§ **ACTIVITY**
State only how many lines below include the string "Безвозмездная".

= Beginning of Section =

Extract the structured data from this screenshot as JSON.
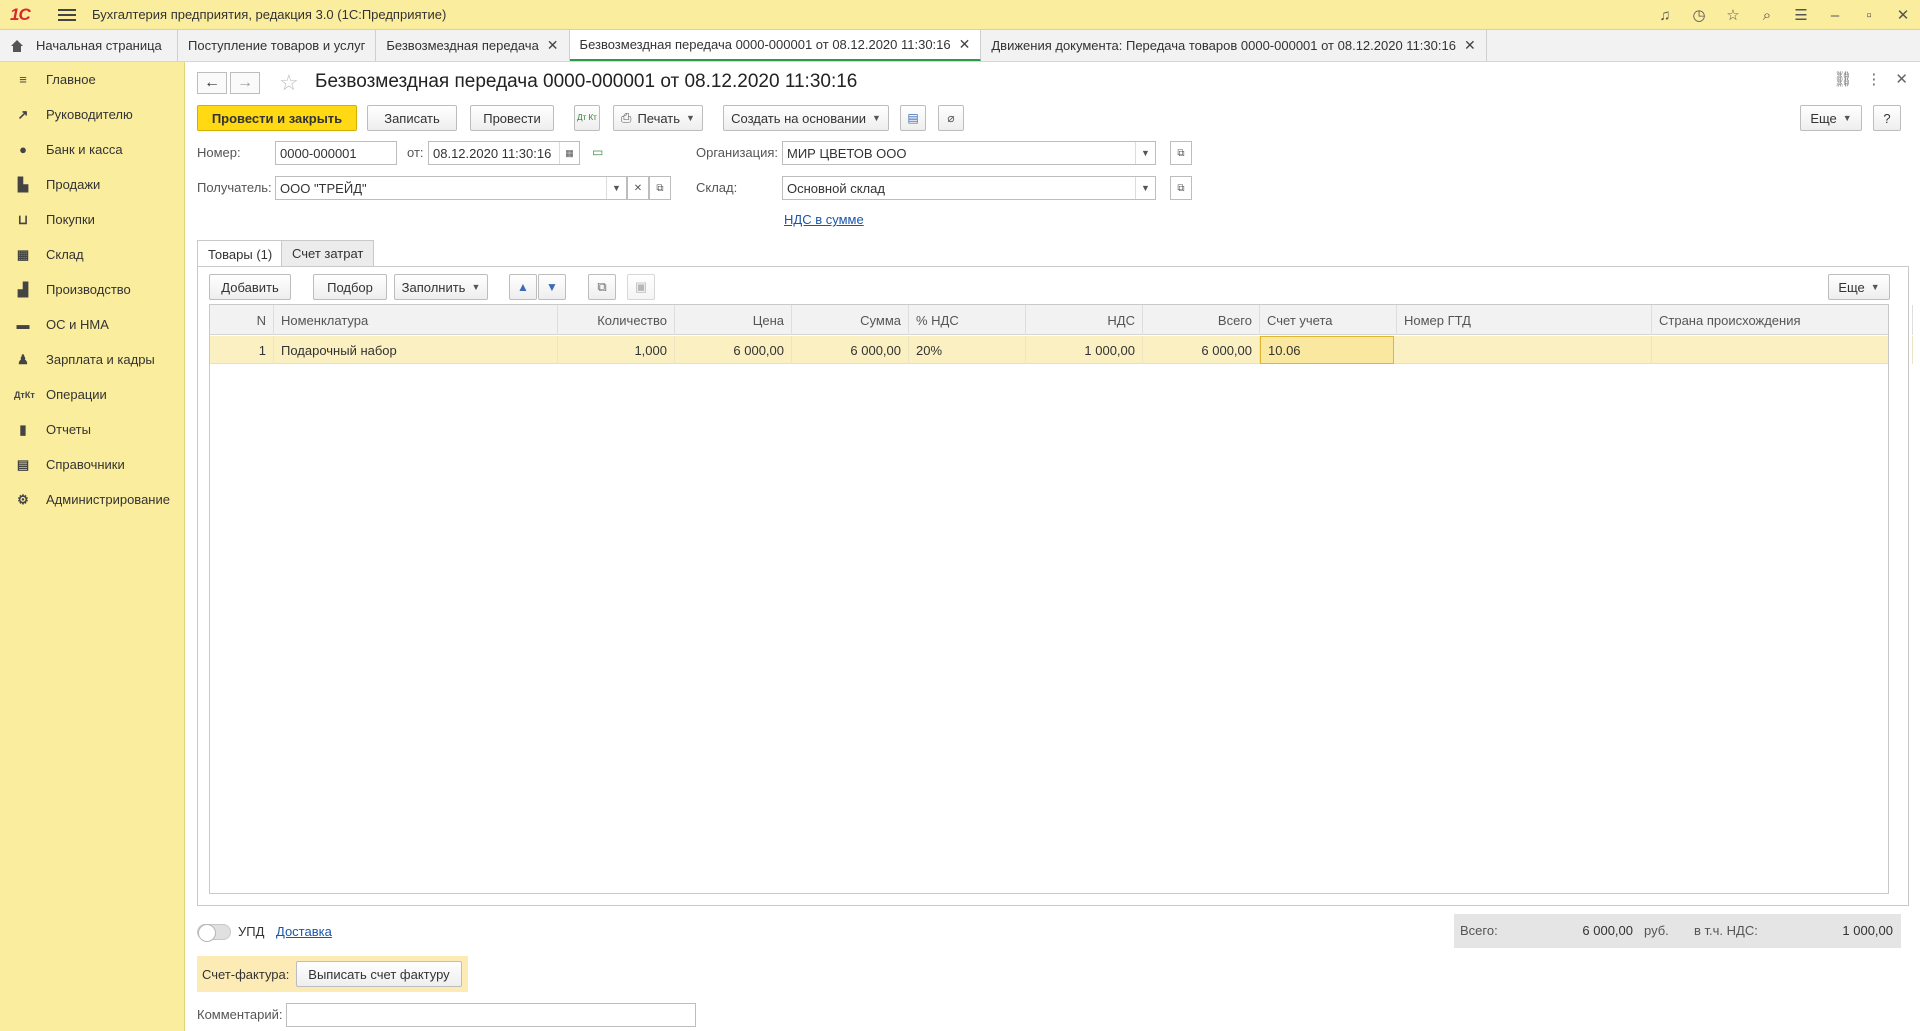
{
  "app": {
    "title": "Бухгалтерия предприятия, редакция 3.0  (1С:Предприятие)",
    "logo": "1С"
  },
  "tabs": [
    {
      "label": "Начальная страница"
    },
    {
      "label": "Поступление товаров и услуг"
    },
    {
      "label": "Безвозмездная передача"
    },
    {
      "label": "Безвозмездная передача 0000-000001 от 08.12.2020 11:30:16"
    },
    {
      "label": "Движения документа: Передача товаров 0000-000001 от 08.12.2020 11:30:16"
    }
  ],
  "sidebar": {
    "items": [
      {
        "label": "Главное",
        "icon": "menu-icon"
      },
      {
        "label": "Руководителю",
        "icon": "trend-icon"
      },
      {
        "label": "Банк и касса",
        "icon": "coin-icon"
      },
      {
        "label": "Продажи",
        "icon": "bag-icon"
      },
      {
        "label": "Покупки",
        "icon": "cart-icon"
      },
      {
        "label": "Склад",
        "icon": "grid-icon"
      },
      {
        "label": "Производство",
        "icon": "factory-icon"
      },
      {
        "label": "ОС и НМА",
        "icon": "truck-icon"
      },
      {
        "label": "Зарплата и кадры",
        "icon": "person-icon"
      },
      {
        "label": "Операции",
        "icon": "dt-kt-icon"
      },
      {
        "label": "Отчеты",
        "icon": "bar-chart-icon"
      },
      {
        "label": "Справочники",
        "icon": "book-icon"
      },
      {
        "label": "Администрирование",
        "icon": "gear-icon"
      }
    ]
  },
  "doc": {
    "title": "Безвозмездная передача 0000-000001 от 08.12.2020 11:30:16"
  },
  "toolbar": {
    "post_close": "Провести и закрыть",
    "save": "Записать",
    "post": "Провести",
    "dtkt": "Дт Кт",
    "print": "Печать",
    "create_based": "Создать на основании",
    "more": "Еще",
    "help": "?"
  },
  "form": {
    "number_label": "Номер:",
    "number": "0000-000001",
    "date_label": "от:",
    "date": "08.12.2020 11:30:16",
    "org_label": "Организация:",
    "org": "МИР ЦВЕТОВ ООО",
    "recipient_label": "Получатель:",
    "recipient": "ООО \"ТРЕЙД\"",
    "warehouse_label": "Склад:",
    "warehouse": "Основной склад",
    "vat_link": "НДС в сумме"
  },
  "form_tabs": [
    {
      "label": "Товары (1)"
    },
    {
      "label": "Счет затрат"
    }
  ],
  "table_toolbar": {
    "add": "Добавить",
    "pick": "Подбор",
    "fill": "Заполнить",
    "more": "Еще"
  },
  "table": {
    "columns": [
      "N",
      "Номенклатура",
      "Количество",
      "Цена",
      "Сумма",
      "% НДС",
      "НДС",
      "Всего",
      "Счет учета",
      "Номер ГТД",
      "Страна происхождения"
    ],
    "rows": [
      {
        "n": "1",
        "item": "Подарочный набор",
        "qty": "1,000",
        "price": "6 000,00",
        "sum": "6 000,00",
        "vat_rate": "20%",
        "vat": "1 000,00",
        "total": "6 000,00",
        "account": "10.06",
        "gtd": "",
        "country": ""
      }
    ]
  },
  "footer": {
    "upd_label": "УПД",
    "delivery_link": "Доставка",
    "total_label": "Всего:",
    "total_value": "6 000,00",
    "currency": "руб.",
    "vat_label": "в т.ч. НДС:",
    "vat_value": "1 000,00",
    "invoice_label": "Счет-фактура:",
    "invoice_button": "Выписать счет фактуру",
    "comment_label": "Комментарий:",
    "comment_value": ""
  }
}
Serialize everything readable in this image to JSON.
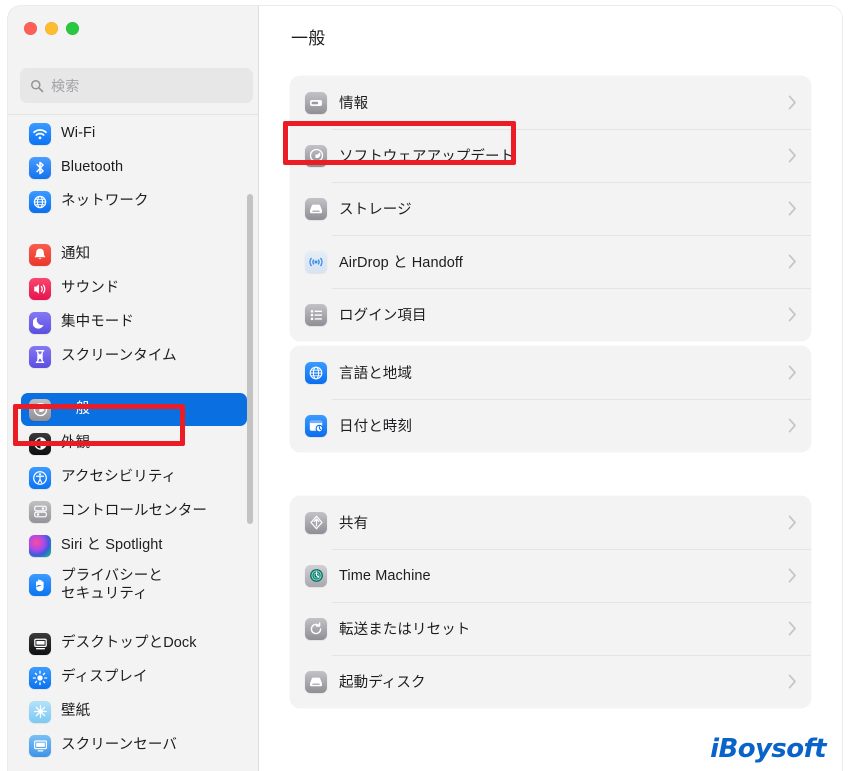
{
  "window": {
    "traffic_lights": [
      {
        "name": "close",
        "color": "#ff5f57"
      },
      {
        "name": "minimize",
        "color": "#febc2e"
      },
      {
        "name": "zoom",
        "color": "#28c840"
      }
    ]
  },
  "search": {
    "placeholder": "検索",
    "value": "",
    "icon": "search-icon"
  },
  "sidebar": {
    "scrollbar": true,
    "groups": [
      {
        "items": [
          {
            "label": "Wi-Fi",
            "icon": "wifi-icon",
            "color": "#1a84ff",
            "selected": false
          },
          {
            "label": "Bluetooth",
            "icon": "bluetooth-icon",
            "color": "#2f7ff0",
            "selected": false
          },
          {
            "label": "ネットワーク",
            "icon": "network-globe-icon",
            "color": "#1a84ff",
            "selected": false
          }
        ]
      },
      {
        "items": [
          {
            "label": "通知",
            "icon": "notifications-bell-icon",
            "color": "#f04439",
            "selected": false
          },
          {
            "label": "サウンド",
            "icon": "sound-speaker-icon",
            "color": "#f2295b",
            "selected": false
          },
          {
            "label": "集中モード",
            "icon": "focus-moon-icon",
            "color": "#6f61e8",
            "selected": false
          },
          {
            "label": "スクリーンタイム",
            "icon": "screen-time-hourglass-icon",
            "color": "#6f61e8",
            "selected": false
          }
        ]
      },
      {
        "items": [
          {
            "label": "一般",
            "icon": "general-gear-icon",
            "color": "#9a9a9f",
            "selected": true
          },
          {
            "label": "外観",
            "icon": "appearance-icon",
            "color": "#1d1d1f",
            "selected": false
          },
          {
            "label": "アクセシビリティ",
            "icon": "accessibility-icon",
            "color": "#1a84ff",
            "selected": false
          },
          {
            "label": "コントロールセンター",
            "icon": "control-center-icon",
            "color": "#9a9a9f",
            "selected": false
          },
          {
            "label": "Siri と Spotlight",
            "icon": "siri-icon",
            "color": "#2b2b33",
            "selected": false
          },
          {
            "label": "プライバシーと\nセキュリティ",
            "icon": "privacy-hand-icon",
            "color": "#1a84ff",
            "selected": false
          }
        ]
      },
      {
        "items": [
          {
            "label": "デスクトップとDock",
            "icon": "desktop-dock-icon",
            "color": "#1d1d1f",
            "selected": false
          },
          {
            "label": "ディスプレイ",
            "icon": "display-brightness-icon",
            "color": "#1a84ff",
            "selected": false
          },
          {
            "label": "壁紙",
            "icon": "wallpaper-icon",
            "color": "#8fd3f8",
            "selected": false
          },
          {
            "label": "スクリーンセーバ",
            "icon": "screensaver-icon",
            "color": "#5aa9ee",
            "selected": false
          }
        ]
      }
    ]
  },
  "main": {
    "title": "一般",
    "cards": [
      {
        "rows": [
          {
            "label": "情報",
            "icon": "about-mac-icon",
            "chevron": "chevron-right-icon"
          },
          {
            "label": "ソフトウェアアップデート",
            "icon": "software-update-icon",
            "chevron": "chevron-right-icon"
          },
          {
            "label": "ストレージ",
            "icon": "storage-disk-icon",
            "chevron": "chevron-right-icon"
          },
          {
            "label": "AirDrop と Handoff",
            "icon": "airdrop-icon",
            "chevron": "chevron-right-icon"
          },
          {
            "label": "ログイン項目",
            "icon": "login-items-icon",
            "chevron": "chevron-right-icon"
          }
        ]
      },
      {
        "rows": [
          {
            "label": "言語と地域",
            "icon": "language-region-icon",
            "chevron": "chevron-right-icon"
          },
          {
            "label": "日付と時刻",
            "icon": "date-time-icon",
            "chevron": "chevron-right-icon"
          }
        ]
      },
      {
        "rows": [
          {
            "label": "共有",
            "icon": "sharing-icon",
            "chevron": "chevron-right-icon"
          },
          {
            "label": "Time Machine",
            "icon": "time-machine-icon",
            "chevron": "chevron-right-icon"
          },
          {
            "label": "転送またはリセット",
            "icon": "transfer-reset-icon",
            "chevron": "chevron-right-icon"
          },
          {
            "label": "起動ディスク",
            "icon": "startup-disk-icon",
            "chevron": "chevron-right-icon"
          }
        ]
      }
    ]
  },
  "watermark": {
    "text": "iBoysoft",
    "color": "#0a63c9"
  },
  "annotations": [
    {
      "name": "software-update-highlight",
      "color": "#ec1c24"
    },
    {
      "name": "general-sidebar-highlight",
      "color": "#ec1c24"
    }
  ]
}
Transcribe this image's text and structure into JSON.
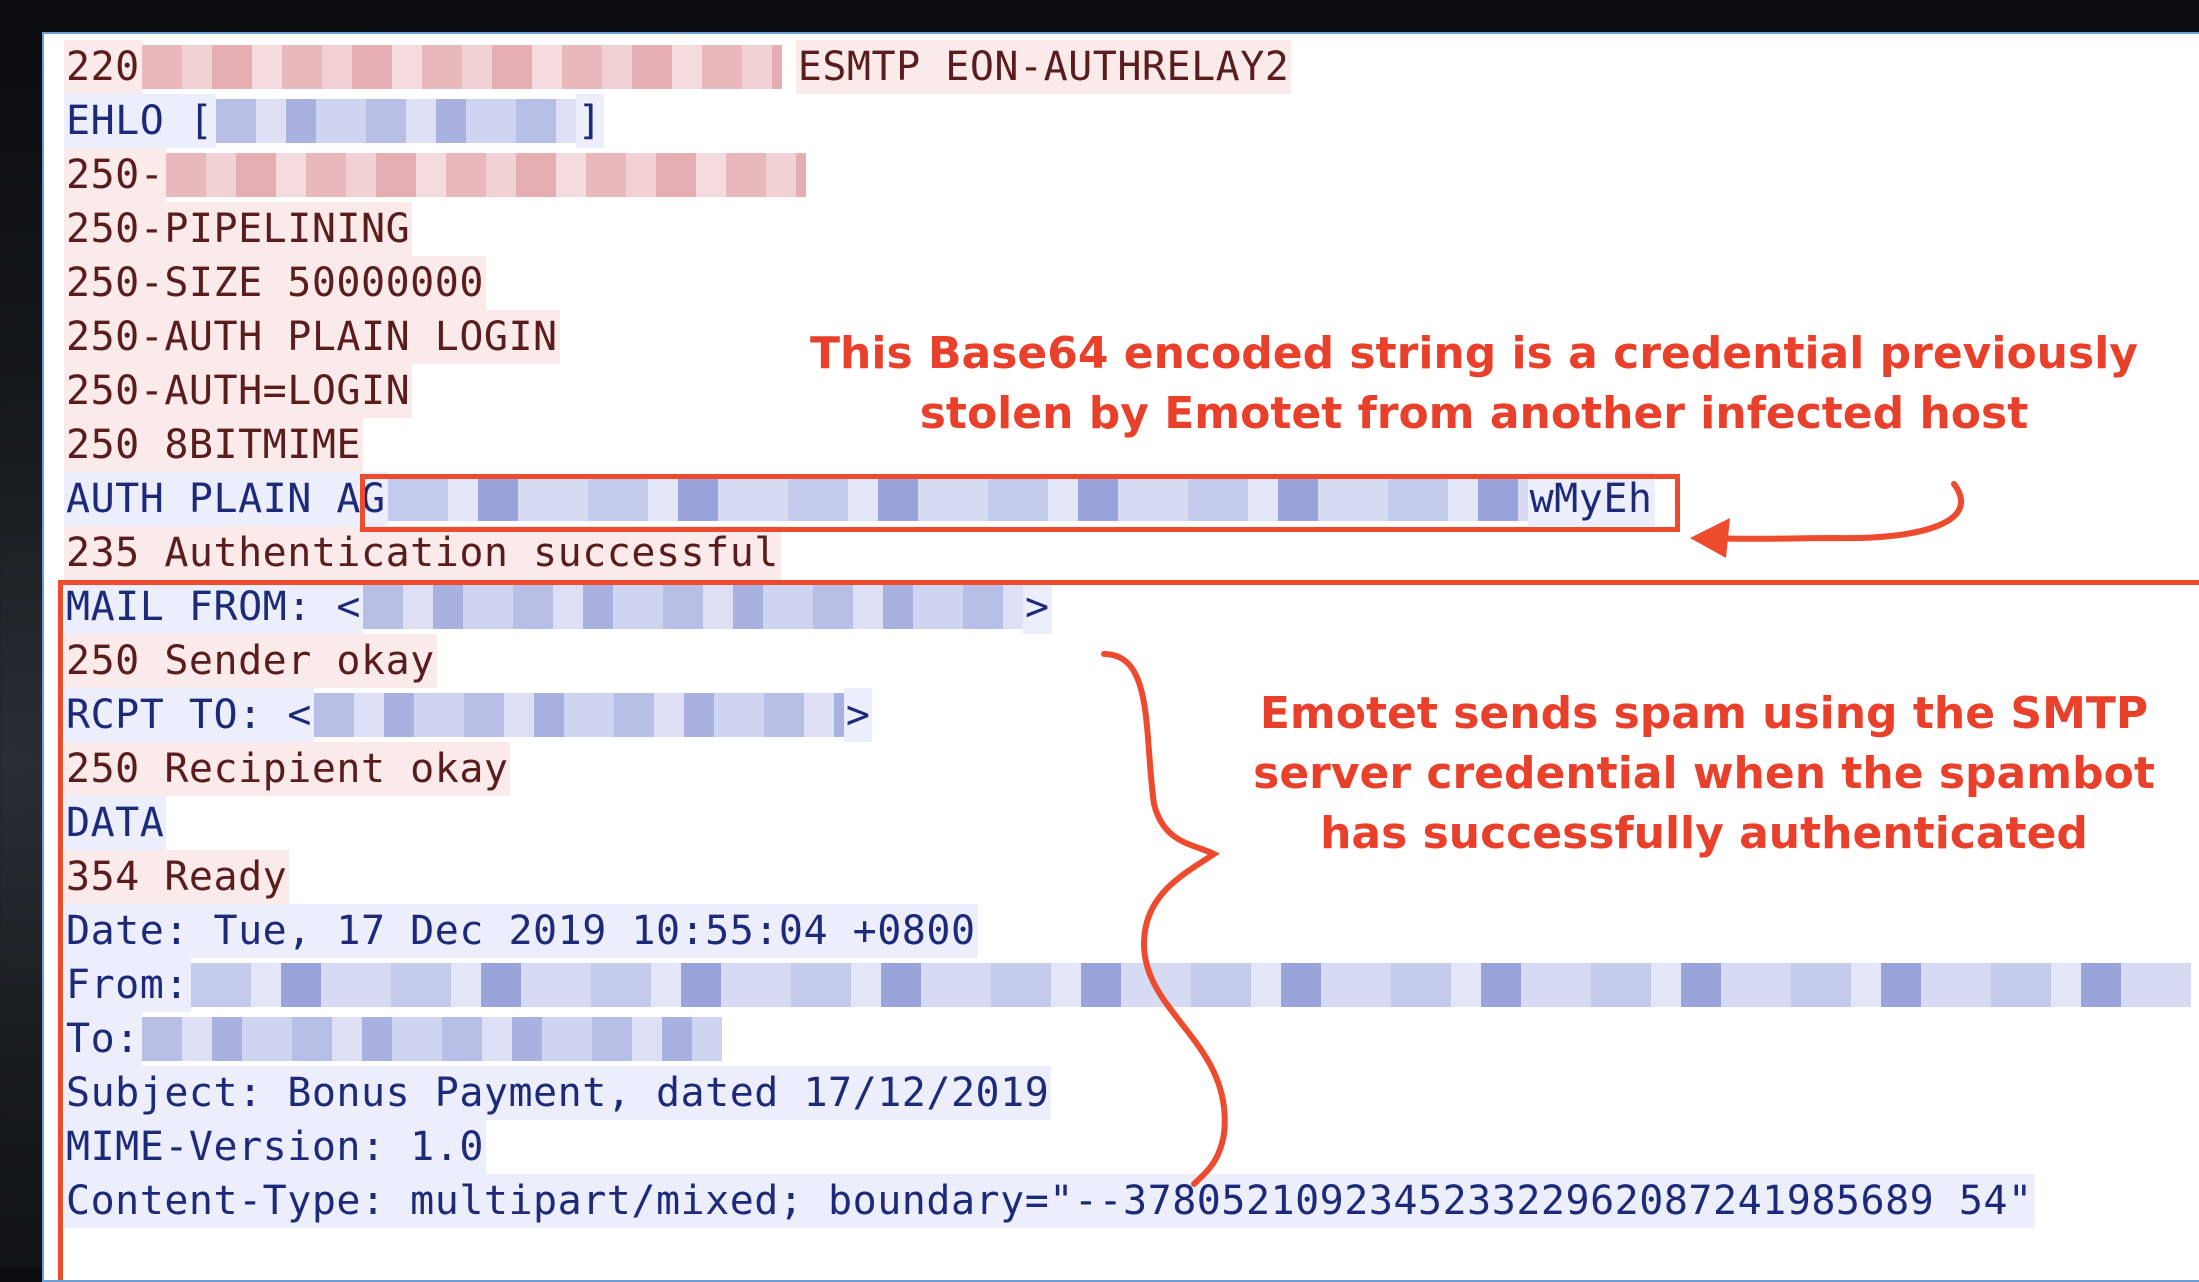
{
  "smtp_session": {
    "lines": [
      {
        "role": "server",
        "parts": [
          "220 ",
          "ESMTP EON-AUTHRELAY2"
        ]
      },
      {
        "role": "client",
        "parts": [
          "EHLO [",
          "]"
        ]
      },
      {
        "role": "server",
        "parts": [
          "250-"
        ]
      },
      {
        "role": "server",
        "parts": [
          "250-PIPELINING"
        ]
      },
      {
        "role": "server",
        "parts": [
          "250-SIZE 50000000"
        ]
      },
      {
        "role": "server",
        "parts": [
          "250-AUTH PLAIN LOGIN"
        ]
      },
      {
        "role": "server",
        "parts": [
          "250-AUTH=LOGIN"
        ]
      },
      {
        "role": "server",
        "parts": [
          "250 8BITMIME"
        ]
      },
      {
        "role": "client",
        "parts": [
          "AUTH PLAIN AG",
          "wMyEh"
        ]
      },
      {
        "role": "server",
        "parts": [
          "235 Authentication successful"
        ]
      },
      {
        "role": "client",
        "parts": [
          "MAIL FROM: <",
          ">"
        ]
      },
      {
        "role": "server",
        "parts": [
          "250 Sender okay"
        ]
      },
      {
        "role": "client",
        "parts": [
          "RCPT TO: <",
          ">"
        ]
      },
      {
        "role": "server",
        "parts": [
          "250 Recipient okay"
        ]
      },
      {
        "role": "client",
        "parts": [
          "DATA"
        ]
      },
      {
        "role": "server",
        "parts": [
          "354 Ready"
        ]
      },
      {
        "role": "client",
        "parts": [
          "Date: Tue, 17 Dec 2019 10:55:04 +0800"
        ]
      },
      {
        "role": "client",
        "parts": [
          "From: "
        ]
      },
      {
        "role": "client",
        "parts": [
          "To: "
        ]
      },
      {
        "role": "client",
        "parts": [
          "Subject: Bonus Payment, dated 17/12/2019"
        ]
      },
      {
        "role": "client",
        "parts": [
          "MIME-Version: 1.0"
        ]
      },
      {
        "role": "client",
        "parts": [
          "Content-Type: multipart/mixed; boundary=\"--378052109234523322962087241985689 54\""
        ]
      }
    ]
  },
  "annotations": {
    "credential_note_line1": "This Base64 encoded string is a credential previously",
    "credential_note_line2": "stolen by Emotet from another infected host",
    "spam_note_line1": "Emotet sends spam using the SMTP",
    "spam_note_line2": "server credential when the spambot",
    "spam_note_line3": "has successfully authenticated"
  },
  "colors": {
    "annotation_red": "#e8402a",
    "server_text": "#5a1c1c",
    "client_text": "#1d2a7a",
    "panel_border": "#6b9ed6"
  }
}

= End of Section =

§ **EXERCISE OUTPUT**
3